If you give a girl a camera, what will she do next?

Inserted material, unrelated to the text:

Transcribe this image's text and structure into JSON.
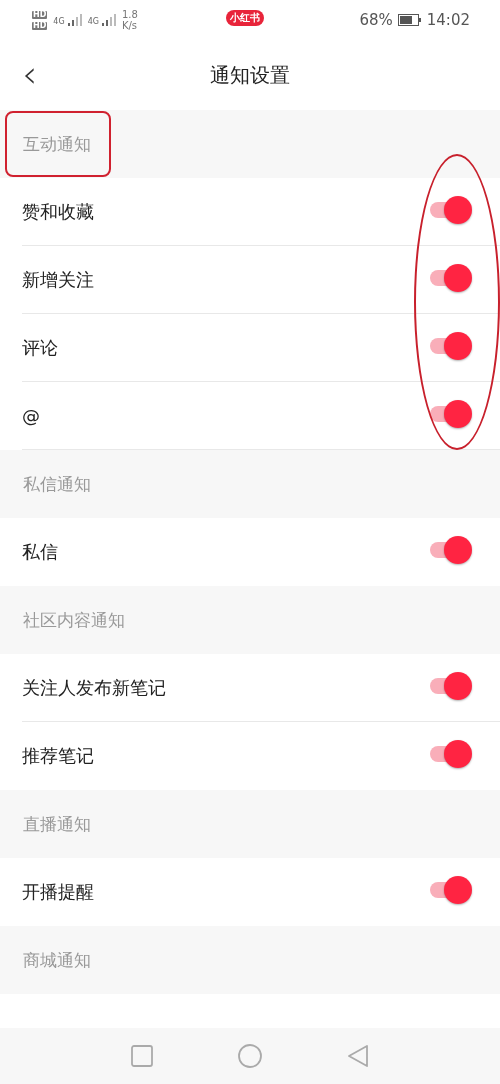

Imagine the possibilities!

 

Enrollment is open.

Warmly,

Erica

 

Erica Goss

Founder and Director

Digital Storytelling of the Pacific Northwest